“I thought our fumble was a big hit,” Fuente said of the Hokies’ turnovers. “I thought a couple of the interceptions, we were getting a little bit of pressure, the ball was just a little bit off, I mean I certainly think — I don’t think it was a lack of attentiveness to or an urgency to take care of the ball. I think they did a really good job, and forced our hand. It’s not like they blitzed all the time, that’s not what I’m saying, it’s just — we were in some fourth downs, or we were pressing to try and make some first downs to try and score.”
Virginia Tech generated momentum to start the third quarter. After a Rosier interception on Miami’s first possession of the half, Tech turned it into a touchdown to cut the lead to 14-10. Reggie Floyed intercepted the ball at the Virginia Tech 46 and returned it 37 yards to the Miami 17, where the Hokies scored five plays later on a one-yard run by Jackson.
Tech’s Greg Stroman intercepted Rosier on the next Miami possession, but the Hokies turned it over on downs after driving to the Miami 32 yard line.
“We came out, defensively, we came out and what, three picks? That’s huge,” Tech defensive tackle Ricky Walker said. “We put the offense in position. Coach Fuente, he’s the head man, he made his calls and we all, we trust him. I think we had a bad snap on fourth down, but other than that, it’s tough seeing that.”
Miami then scored two touchdowns in three possessions, thanks to a 43-yard touchdown pass to Christopher Herndon and a 13-yard touchdown run by Rosier. The ‘Canes took a 28-10 lead early in the fourth quarter and never looked back.
“Miami did some good things. I think we helped them a little bit, but at the same time you’ve got to give those guys credit,” Foster said. “They executed, we didn’t. When it’s all said and done, that’s the bottom line.”
Virginia Tech’s loss takes them out of contention to win the Coastal Division. The Hokies are now 3-2 in the ACC, with losses to Clemson and Miami. The Hurricanes are now 6-0 in the ACC and hold the tiebreaker over the Hokies. Outside of Miami, the only team with a mathematical chance to win the Coastal Division is Virginia, who stands at 6-3 overall and 3-2 in the ACC. Virginia and Miami play on Nov. 18.
For the Hokies, they still have a chance to win 10 games in consecutive seasons. Virginia Tech, now 7-2 overall, has games remaining against Georgia Tech, Pittsburgh and Virginia. However, only one of those games is at home, with road trips to Atlanta and Charlottesville on tap.
“We’re not worried about that right now,” said defensive tackle Ricky Walker. “We’ve got Georgia Tech this week, away, at their place.
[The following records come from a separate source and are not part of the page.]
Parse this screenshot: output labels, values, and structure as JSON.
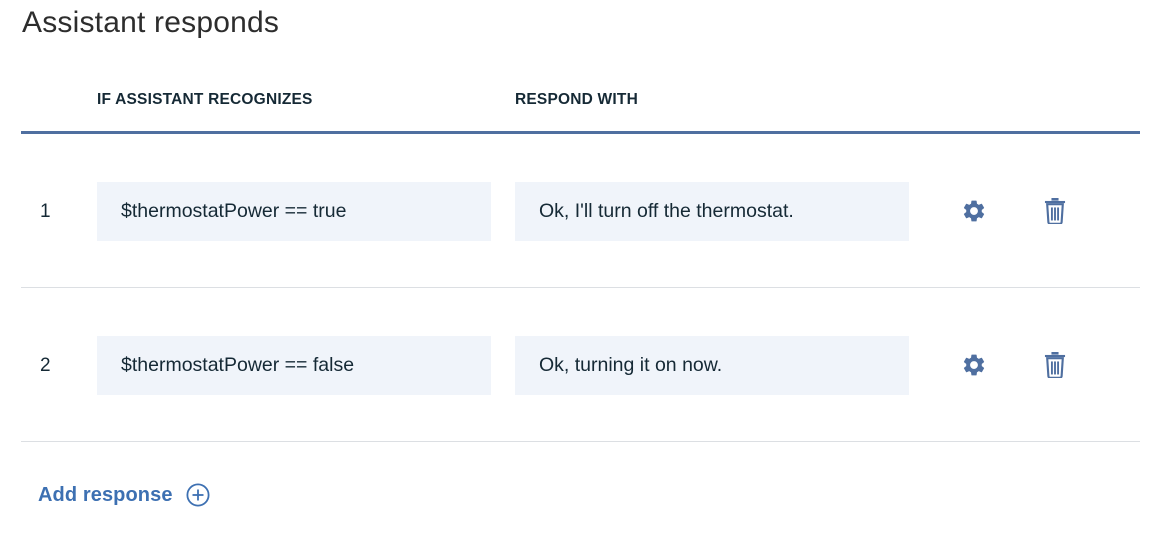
{
  "section": {
    "title": "Assistant responds"
  },
  "table": {
    "headers": {
      "condition": "IF ASSISTANT RECOGNIZES",
      "response": "RESPOND WITH"
    },
    "rows": [
      {
        "number": "1",
        "condition": "$thermostatPower == true",
        "response": "Ok, I'll turn off the thermostat."
      },
      {
        "number": "2",
        "condition": "$thermostatPower == false",
        "response": "Ok, turning it on now."
      }
    ]
  },
  "actions": {
    "add_response_label": "Add response",
    "row_settings_icon": "gear-icon",
    "row_delete_icon": "trash-icon",
    "add_icon": "plus-circle-icon"
  },
  "colors": {
    "accent": "#3d70b2",
    "icon": "#4f6fa0",
    "field_background": "#f0f4fa",
    "divider": "#dcdfe3",
    "text": "#152935"
  }
}
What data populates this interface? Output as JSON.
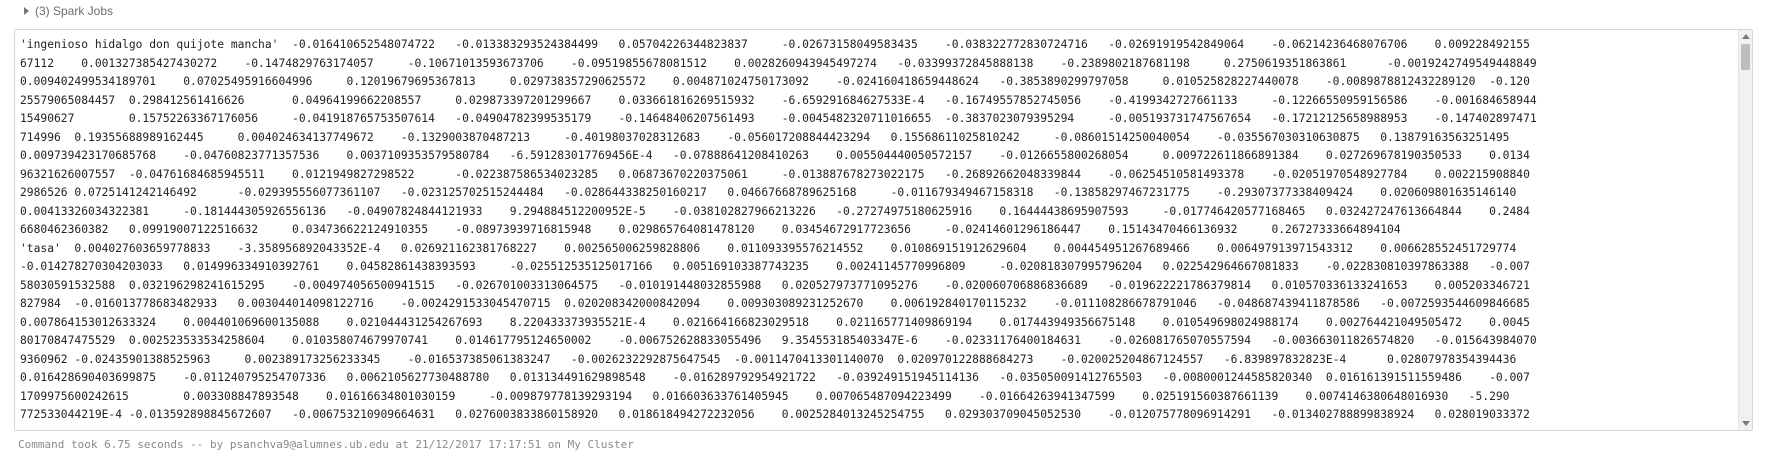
{
  "jobs": {
    "label": "(3) Spark Jobs"
  },
  "output": {
    "lines": [
      "'ingenioso hidalgo don quijote mancha'  -0.016410652548074722   -0.013383293524384499   0.05704226344823837     -0.02673158049583435    -0.038322772830724716   -0.02691919542849064    -0.06214236468076706    0.009228492155",
      "67112    0.001327385427430272    -0.1474829763174057     -0.10671013593673706    -0.09519855678081512    0.0028260943945497274   -0.03399372845888138    -0.2389802187681198     0.2750619351863861      -0.0019242749549448849",
      "0.009402499534189701    0.07025495916604996     0.12019679695367813     0.029738357290625572    0.004871024750173092    -0.024160418659448624   -0.3853890299797058     0.010525828227440078    -0.0089878812432289120  -0.120",
      "25579065084457  0.298412561416626       0.04964199662208557     0.029873397201299667    0.033661816269515932    -6.659291684627533E-4   -0.16749557852745056    -0.4199342727661133     -0.12266550959156586    -0.001684658944",
      "15490627        0.15752263367176056     -0.041918765753507614   -0.04904782399535179    -0.14648406207561493    -0.0045482320711016655  -0.3837023079395294     -0.005193731747567654   -0.17212125658988953    -0.147402897471",
      "714996  0.19355688989162445     0.004024634137749672    -0.1329003870487213     -0.40198037028312683    -0.056017208844423294   0.15568611025810242     -0.08601514250040054    -0.035567030310630875   0.13879163563251495",
      "0.009739423170685768    -0.04760823771357536    0.0037109353579580784   -6.591283017769456E-4   -0.07888641208410263    0.005504440050572157    -0.0126655800268054     0.009722611866891384    0.027269678190350533    0.0134",
      "96321626007557  -0.04761684685945511    0.0121949827298522      -0.022387586534023285   0.06873670220375061     -0.013887678273022175   -0.26892662048339844    -0.06254510581493378    -0.02051970548927784    0.002215908840",
      "2986526 0.0725141242146492      -0.029395556077361107   -0.023125702515244484   -0.028644338250160217   0.04667668789625168     -0.011679349467158318   -0.13858297467231775    -0.29307377338409424    0.020609801635146140",
      "0.00413326034322381     -0.181444305926556136   -0.04907824844121933    9.294884512200952E-5    -0.038102827966213226   -0.27274975180625916    0.16444438695907593     -0.017746420577168465   0.032427247613664844    0.2484",
      "6680462360382   0.09919007122516632     0.034736622124910355    -0.08973939716815948    0.029865764081478120    0.03454672917723656     -0.02414601296186447    0.15143470466136932     0.26727333664894104",
      "'tasa'  0.004027603659778833    -3.358956892043352E-4   0.026921162381768227    0.002565006259828806    0.011093395576214552    0.010869151912629604    0.004454951267689466    0.006497913971543312    0.006628552451729774",
      "-0.014278270304203033   0.014996334910392761    0.04582861438393593     -0.025512535125017166   0.005169103387743235    0.00241145770996809     -0.020818307995796204   0.022542964667081833    -0.022830810397863388   -0.007",
      "58030591532588  0.032196298241615295    -0.004974056500941515   -0.026701003313064575   -0.010191448032855988   0.020527973771095276    -0.020060706886836689   -0.019622221786379814   0.010570336133241653    0.005203346721",
      "827984  -0.016013778683482933   0.003044014098122716    -0.0024291533045470715  0.020208342000842094    0.009303089231252670    0.006192840170115232    -0.011108286678791046   -0.048687439411878586   -0.0072593544609846685",
      "0.007864153012633324    0.004401069600135088    0.021044431254267693    8.220433373935521E-4    0.021664166823029518    0.021165771409869194    0.017443949356675148    0.010549698024988174    0.002764421049505472    0.0045",
      "80170847475529  0.002523533534258604    0.010358074679970741    0.014617795124650002    -0.006752628833055496   9.354553185403347E-6    -0.02331176400184631    -0.026081765070557594   -0.003663011826574820   -0.015643984070",
      "9360962 -0.02435901388525963     0.002389173256233345    -0.016537385061383247   -0.0026232292875647545  -0.0011470413301140070  0.020970122888684273    -0.020025204867124557   -6.839897832823E-4      0.02807978354394436",
      "0.016428690403699875    -0.011240795254707336   0.0062105627730488780   0.013134491629898548    -0.016289792954921722   -0.039249151945114136   -0.035050091412765503   -0.0080001244585820340  0.016161391511559486    -0.007",
      "1709975600242615        0.003308847893548    0.01616634801030159     -0.009879778139293194   0.016603633761405945    0.007065487094223499    -0.01664263941347599    0.025191560387661139    0.0074146380648016930   -5.290",
      "772533044219E-4 -0.013592898845672607   -0.006753210909664631   0.0276003833860158920   0.018618494272232056    0.0025284013245254755   0.029303709045052530    -0.012075778096914291   -0.013402788899838924   0.028019033372"
    ]
  },
  "status": {
    "text": "Command took 6.75 seconds -- by psanchva9@alumnes.ub.edu at 21/12/2017 17:17:51 on My Cluster"
  }
}
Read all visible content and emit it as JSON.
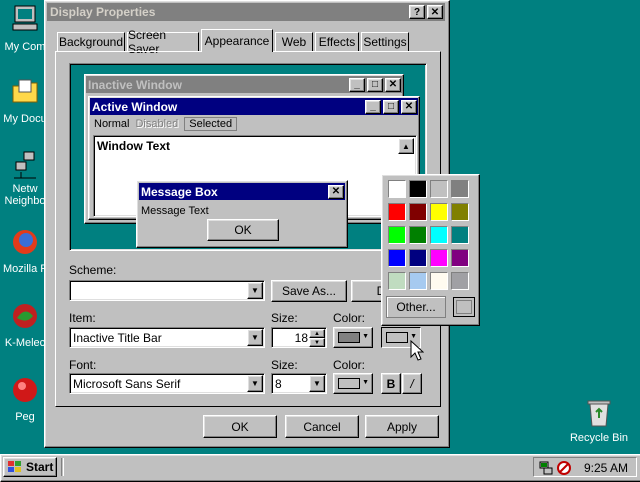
{
  "desktop": {
    "icons": [
      {
        "label": "My Com",
        "icon": "my-computer-icon"
      },
      {
        "label": "My Docu",
        "icon": "my-documents-icon"
      },
      {
        "label": "Netw",
        "label2": "Neighbo",
        "icon": "network-neighborhood-icon"
      },
      {
        "label": "Mozilla F",
        "icon": "mozilla-firefox-icon"
      },
      {
        "label": "K-Melec",
        "icon": "k-meleon-icon"
      },
      {
        "label": "Peg",
        "icon": "pegasus-icon"
      }
    ],
    "recycle_bin": {
      "label": "Recycle Bin",
      "icon": "recycle-bin-icon"
    }
  },
  "window": {
    "title": "Display Properties",
    "help_btn": "?",
    "close_btn": "✕",
    "tabs": [
      "Background",
      "Screen Saver",
      "Appearance",
      "Web",
      "Effects",
      "Settings"
    ],
    "active_tab": "Appearance",
    "preview": {
      "inactive_title": "Inactive Window",
      "active_title": "Active Window",
      "menu": [
        "Normal",
        "Disabled",
        "Selected"
      ],
      "window_text": "Window Text",
      "message_box_title": "Message Box",
      "message_text": "Message Text",
      "ok": "OK"
    },
    "scheme": {
      "label": "Scheme:",
      "value": "",
      "save_as": "Save As...",
      "delete": "D"
    },
    "item": {
      "label": "Item:",
      "value": "Inactive Title Bar",
      "size_label": "Size:",
      "size_value": "18",
      "color_label": "Color:",
      "color1": "#808080",
      "color2": "#c0c0c0"
    },
    "font": {
      "label": "Font:",
      "value": "Microsoft Sans Serif",
      "size_label": "Size:",
      "size_value": "8",
      "color_label": "Color:",
      "color": "#c0c0c0",
      "bold": "B",
      "italic": "/"
    },
    "buttons": {
      "ok": "OK",
      "cancel": "Cancel",
      "apply": "Apply"
    }
  },
  "palette": {
    "colors": [
      [
        "#ffffff",
        "#000000",
        "#c0c0c0",
        "#808080"
      ],
      [
        "#ff0000",
        "#800000",
        "#ffff00",
        "#808000"
      ],
      [
        "#00ff00",
        "#008000",
        "#00ffff",
        "#008080"
      ],
      [
        "#0000ff",
        "#000080",
        "#ff00ff",
        "#800080"
      ],
      [
        "#c0dcc0",
        "#a6caf0",
        "#fffbf0",
        "#a0a0a4"
      ]
    ],
    "other": "Other...",
    "selected": "#c0c0c0"
  },
  "taskbar": {
    "start": "Start",
    "clock": "9:25 AM"
  },
  "colors": {
    "desktop": "#008080",
    "active_title": "#000080",
    "inactive_title": "#808080",
    "face": "#c0c0c0"
  }
}
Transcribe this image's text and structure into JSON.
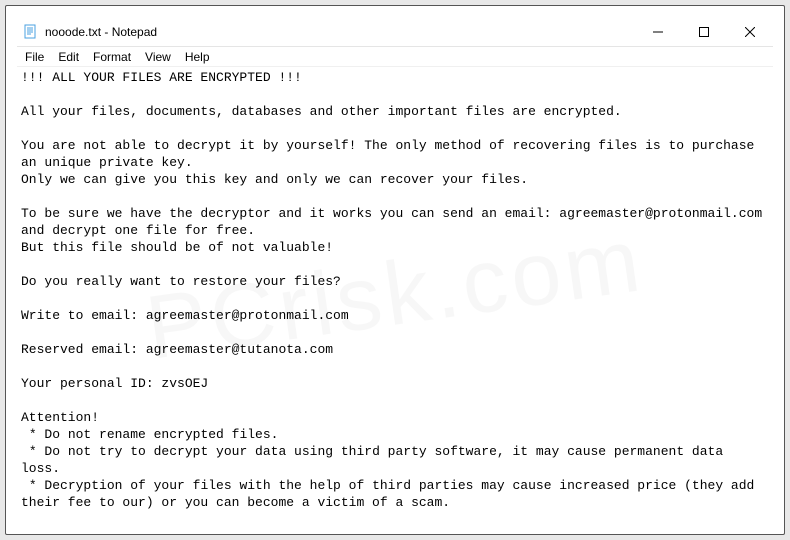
{
  "titlebar": {
    "title": "nooode.txt - Notepad"
  },
  "menubar": {
    "file": "File",
    "edit": "Edit",
    "format": "Format",
    "view": "View",
    "help": "Help"
  },
  "document": {
    "text": "!!! ALL YOUR FILES ARE ENCRYPTED !!!\n\nAll your files, documents, databases and other important files are encrypted.\n\nYou are not able to decrypt it by yourself! The only method of recovering files is to purchase an unique private key.\nOnly we can give you this key and only we can recover your files.\n\nTo be sure we have the decryptor and it works you can send an email: agreemaster@protonmail.com  and decrypt one file for free.\nBut this file should be of not valuable!\n\nDo you really want to restore your files?\n\nWrite to email: agreemaster@protonmail.com\n\nReserved email: agreemaster@tutanota.com\n\nYour personal ID: zvsOEJ\n\nAttention!\n * Do not rename encrypted files.\n * Do not try to decrypt your data using third party software, it may cause permanent data loss.\n * Decryption of your files with the help of third parties may cause increased price (they add their fee to our) or you can become a victim of a scam."
  }
}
It’s going to be another hostile environment. You know how that offense is, so we’ve got to get back to work tomorrow.”